To motivate your employees and keep them engaged, you should allow them to personalize their workspaces and create a comfortable work environment. This can be done by giving them freedom in decorating the space with things that inspire them or making them feel good about coming to work every day.
For example, if an employee has a favorite painting hanging on the wall, he or she could request it be added as soon as possible. If there are no paintings available at all, consider purchasing some prints that fit into your company image (for example abstract art).
By allowing this type of flexibility in your workplace design decisions, you’ll encourage creativity while keeping workers from getting bored with their tasks week after week.
This is the most important thing you can do to retain and motivate your employees, but it’s by no means a magic bullet. If you want to attract top talent, pay well; if you want to retain them, pay even more; and if you want them to stay on board for years at a time—and get away from other companies where they’ve been unhappy—pay even more still!
Offer bonuses for outstanding performance
- Offer bonuses for outstanding performance, but avoid offering perks just for showing up.
- Perks can be expensive and may not be cost-effective.
Give employees adequate time off for vacations, sick days, and family leave
Your employees may have a right to take a vacation or sick days, but they also need to feel valued and appreciated. To motivate your employees, you should consider giving them adequate time off for vacations, sick days and family leave as legislators permit in your state or country.
To calculate the number of vacation days you should give your employees, first determine how many working hours per year (or months) your company operates with its full-time staff.
Then, multiply this number by two, to determine the number of days you should give your employees off per year. For example, if your company operates with a full-time staff of 50 working hours per week (200 hours/month) and 52 weeks per year (1,104 hours), then it should give its employees 104 vacation days each year.
These tips can successfully motivate your employees and retain them
Employees are also more likely to stay engaged when they know they’re part of a team or community at work. It’s important for leaders in any organization—whether it’s a small business or large corporation—to make sure everyone knows how much each member contributes towards achieving the overall mission of the company.
It may take some time for employees’ roles within your organization to change from being self-contained units working independently towards one united body; however, once this shift happens (and hopefully before too long), there should be no doubt about who matters most: Everyone else!
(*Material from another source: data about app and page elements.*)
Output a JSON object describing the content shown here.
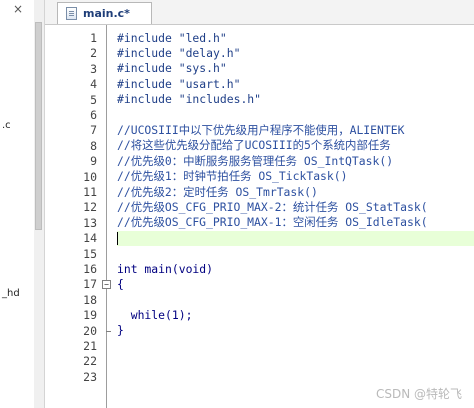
{
  "project_panel": {
    "close_label": "×",
    "fragments": [
      ".c",
      "_hd"
    ]
  },
  "tab": {
    "label": "main.c*"
  },
  "editor": {
    "lines": [
      {
        "n": "1",
        "text": "#include \"led.h\"",
        "kind": "include"
      },
      {
        "n": "2",
        "text": "#include \"delay.h\"",
        "kind": "include"
      },
      {
        "n": "3",
        "text": "#include \"sys.h\"",
        "kind": "include"
      },
      {
        "n": "4",
        "text": "#include \"usart.h\"",
        "kind": "include"
      },
      {
        "n": "5",
        "text": "#include \"includes.h\"",
        "kind": "include"
      },
      {
        "n": "6",
        "text": "",
        "kind": "plain"
      },
      {
        "n": "7",
        "text": "//UCOSIII中以下优先级用户程序不能使用，ALIENTEK",
        "kind": "comment"
      },
      {
        "n": "8",
        "text": "//将这些优先级分配给了UCOSIII的5个系统内部任务",
        "kind": "comment"
      },
      {
        "n": "9",
        "text": "//优先级0：中断服务服务管理任务 OS_IntQTask()",
        "kind": "comment"
      },
      {
        "n": "10",
        "text": "//优先级1：时钟节拍任务 OS_TickTask()",
        "kind": "comment"
      },
      {
        "n": "11",
        "text": "//优先级2：定时任务 OS_TmrTask()",
        "kind": "comment"
      },
      {
        "n": "12",
        "text": "//优先级OS_CFG_PRIO_MAX-2：统计任务 OS_StatTask(",
        "kind": "comment"
      },
      {
        "n": "13",
        "text": "//优先级OS_CFG_PRIO_MAX-1：空闲任务 OS_IdleTask(",
        "kind": "comment"
      },
      {
        "n": "14",
        "text": "",
        "kind": "current"
      },
      {
        "n": "15",
        "text": "",
        "kind": "plain"
      },
      {
        "n": "16",
        "text": "int main(void)",
        "kind": "plain"
      },
      {
        "n": "17",
        "text": "{",
        "kind": "plain"
      },
      {
        "n": "18",
        "text": "",
        "kind": "plain"
      },
      {
        "n": "19",
        "text": "  while(1);",
        "kind": "plain"
      },
      {
        "n": "20",
        "text": "}",
        "kind": "plain"
      },
      {
        "n": "21",
        "text": "",
        "kind": "plain"
      },
      {
        "n": "22",
        "text": "",
        "kind": "plain"
      },
      {
        "n": "23",
        "text": "",
        "kind": "plain"
      }
    ],
    "fold_marker": "−"
  },
  "watermark": "CSDN @特轮飞"
}
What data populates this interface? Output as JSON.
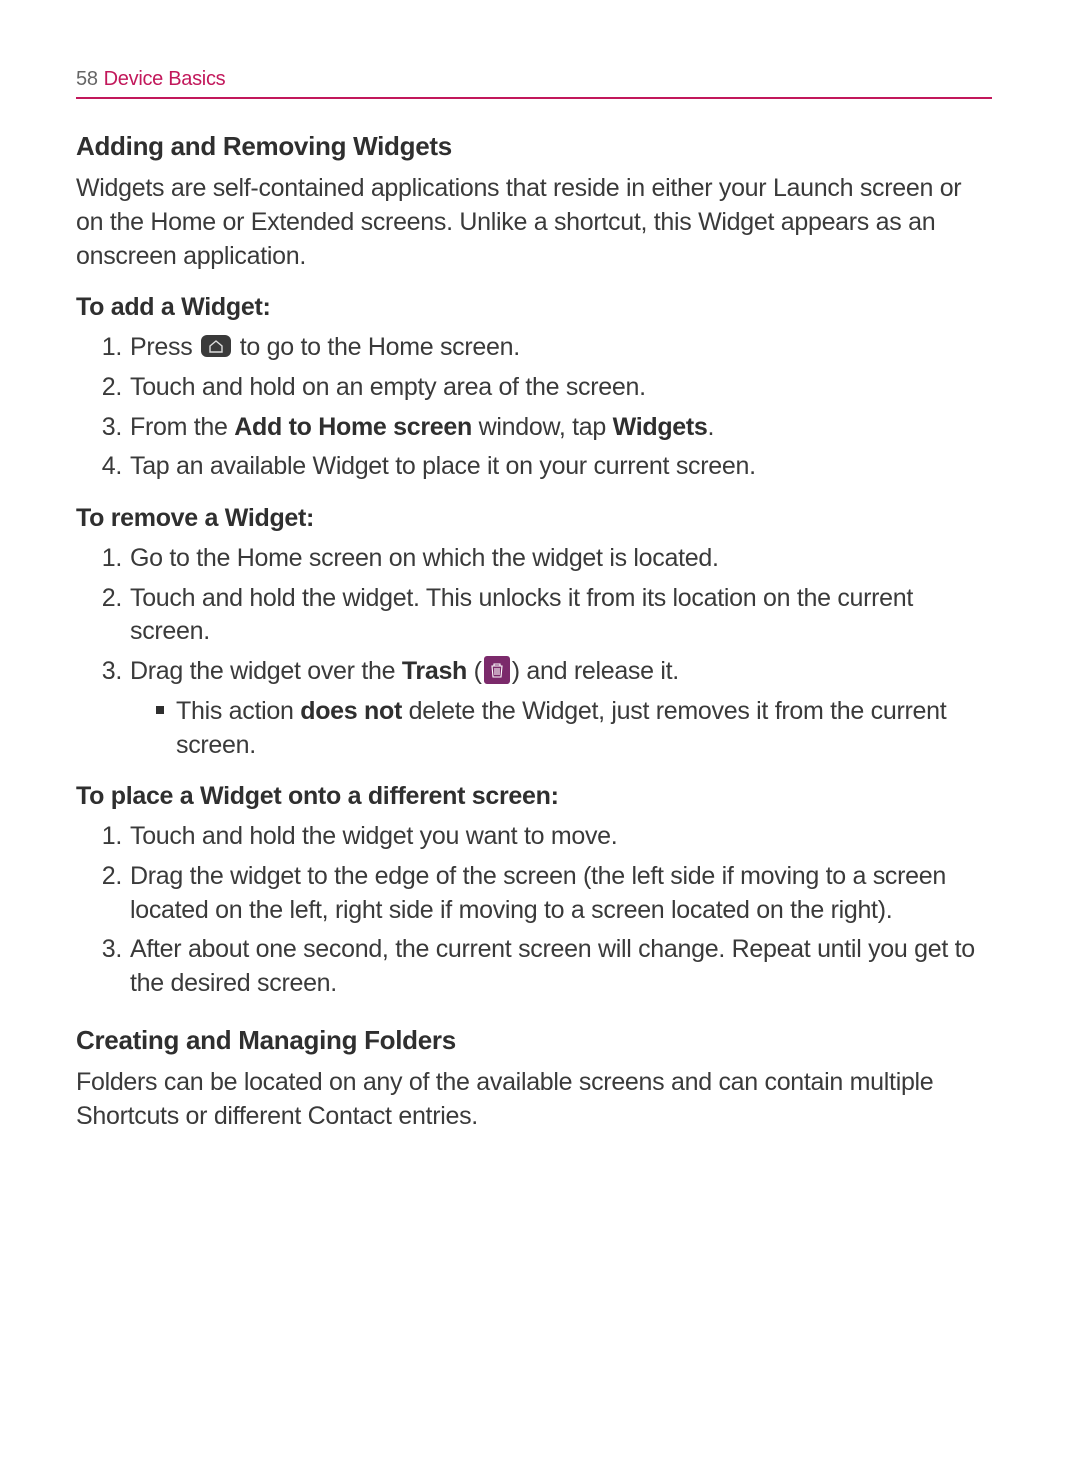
{
  "page": {
    "number": "58",
    "section": "Device Basics"
  },
  "h1": "Adding and Removing Widgets",
  "intro": "Widgets are self-contained applications that reside in either your Launch screen or on the Home or Extended screens. Unlike a shortcut, this Widget appears as an onscreen application.",
  "addWidget": {
    "heading": "To add a Widget:",
    "s1a": "Press ",
    "s1b": " to go to the Home screen.",
    "s2": "Touch and hold on an empty area of the screen.",
    "s3a": "From the ",
    "s3b": "Add to Home screen",
    "s3c": " window, tap ",
    "s3d": "Widgets",
    "s3e": ".",
    "s4": "Tap an available Widget to place it on your current screen."
  },
  "removeWidget": {
    "heading": "To remove a Widget:",
    "s1": "Go to the Home screen on which the widget is located.",
    "s2": "Touch and hold the widget. This unlocks it from its location on the current screen.",
    "s3a": "Drag the widget over the ",
    "s3b": "Trash",
    "s3c": " (",
    "s3d": ") and release it.",
    "bulletA": "This action ",
    "bulletB": "does not",
    "bulletC": " delete the Widget, just removes it from the current screen."
  },
  "placeWidget": {
    "heading": "To place a Widget onto a different screen:",
    "s1": "Touch and hold the widget you want to move.",
    "s2": "Drag the widget to the edge of the screen (the left side if moving to a screen located on the left, right side if moving to a screen located on the right).",
    "s3": "After about one second, the current screen will change. Repeat until you get to the desired screen."
  },
  "folders": {
    "heading": "Creating and Managing Folders",
    "body": "Folders can be located on any of the available screens and can contain multiple Shortcuts or different Contact entries."
  }
}
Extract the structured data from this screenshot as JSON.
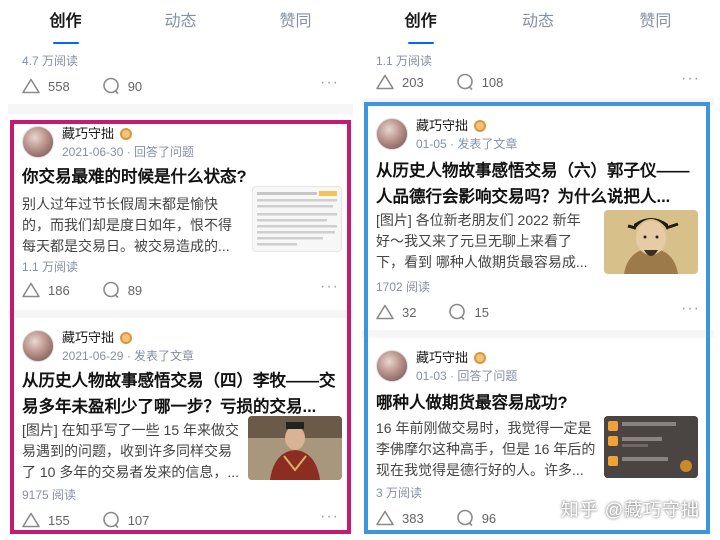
{
  "tabs": [
    "创作",
    "动态",
    "赞同"
  ],
  "left": {
    "prev": {
      "views": "4.7 万阅读",
      "likes": "558",
      "comments": "90"
    },
    "cards": [
      {
        "author": "藏巧守拙",
        "sub": "2021-06-30 · 回答了问题",
        "title": "你交易最难的时候是什么状态?",
        "excerpt": [
          "别人过年过节长假周末都是愉快",
          "的，而我们却是度日如年，恨不得",
          "每天都是交易日。被交易造成的..."
        ],
        "views": "1.1 万阅读",
        "likes": "186",
        "comments": "89"
      },
      {
        "author": "藏巧守拙",
        "sub": "2021-06-29 · 发表了文章",
        "title": [
          "从历史人物故事感悟交易（四）李牧——交",
          "易多年未盈利少了哪一步？亏损的交易..."
        ],
        "excerpt": [
          "[图片] 在知乎写了一些 15 年来做交",
          "易遇到的问题，收到许多同样交易",
          "了 10 多年的交易者发来的信息，..."
        ],
        "views": "9175 阅读",
        "likes": "155",
        "comments": "107"
      }
    ]
  },
  "right": {
    "prev": {
      "views": "1.1 万阅读",
      "likes": "203",
      "comments": "108"
    },
    "cards": [
      {
        "author": "藏巧守拙",
        "sub": "01-05 · 发表了文章",
        "title": [
          "从历史人物故事感悟交易（六）郭子仪——",
          "人品德行会影响交易吗？为什么说把人..."
        ],
        "excerpt": [
          "[图片] 各位新老朋友们 2022 新年",
          "好～我又来了元旦无聊上来看了",
          "下，看到 哪种人做期货最容易成..."
        ],
        "views": "1702 阅读",
        "likes": "32",
        "comments": "15"
      },
      {
        "author": "藏巧守拙",
        "sub": "01-03 · 回答了问题",
        "title": "哪种人做期货最容易成功?",
        "excerpt": [
          "16 年前刚做交易时，我觉得一定是",
          "李佛摩尔这种高手，但是 16 年后的",
          "现在我觉得是德行好的人。许多..."
        ],
        "views": "3 万阅读",
        "likes": "383",
        "comments": "96"
      }
    ]
  },
  "more_label": "···",
  "watermark": "知乎 @藏巧守拙",
  "colors": {
    "highlight_left": "#c41a73",
    "highlight_right": "#3d95e0",
    "tab_indicator": "#0066ff"
  }
}
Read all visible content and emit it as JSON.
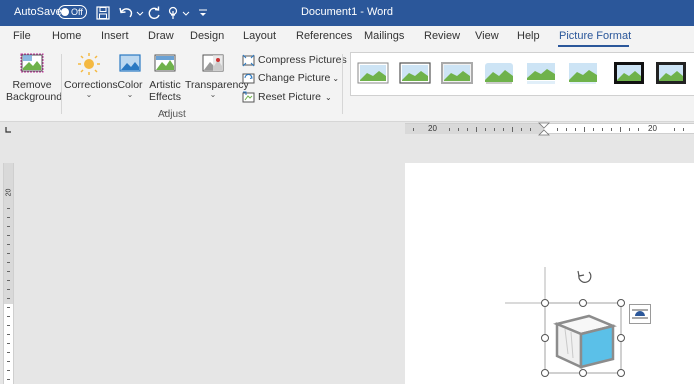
{
  "titlebar": {
    "autosave_label": "AutoSave",
    "autosave_state": "Off",
    "document_title": "Document1 - Word",
    "background_color": "#2b579a",
    "icons": [
      "save-icon",
      "undo-icon",
      "redo-icon",
      "touch-mode-icon",
      "customize-qat-icon"
    ]
  },
  "tabs": [
    {
      "label": "File"
    },
    {
      "label": "Home"
    },
    {
      "label": "Insert"
    },
    {
      "label": "Draw"
    },
    {
      "label": "Design"
    },
    {
      "label": "Layout"
    },
    {
      "label": "References"
    },
    {
      "label": "Mailings"
    },
    {
      "label": "Review"
    },
    {
      "label": "View"
    },
    {
      "label": "Help"
    },
    {
      "label": "Picture Format",
      "active": true
    }
  ],
  "ribbon": {
    "remove_background": {
      "line1": "Remove",
      "line2": "Background"
    },
    "corrections": {
      "label": "Corrections"
    },
    "color": {
      "label": "Color"
    },
    "artistic_effects": {
      "line1": "Artistic",
      "line2": "Effects"
    },
    "transparency": {
      "label": "Transparency"
    },
    "compress_pictures": "Compress Pictures",
    "change_picture": "Change Picture",
    "reset_picture": "Reset Picture",
    "group_label": "Adjust",
    "picture_styles_count": 8
  },
  "rulers": {
    "horizontal_left": "20",
    "horizontal_right": "20",
    "vertical_top": "20"
  },
  "colors": {
    "accent": "#2b579a",
    "canvas": "#e6e6e6",
    "ribbon": "#f3f3f3",
    "cube_face": "#5bc0e8"
  }
}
It’s important to remember that the right attitude is crucial, too. If you approach retention in a negative way—as a burden or as something to be avoided at all costs—then your employees will feel like they have no choice but to leave. However, if you approach it as an opportunity for growth and advancement, then those same employees will be more likely to stay with your company long-term.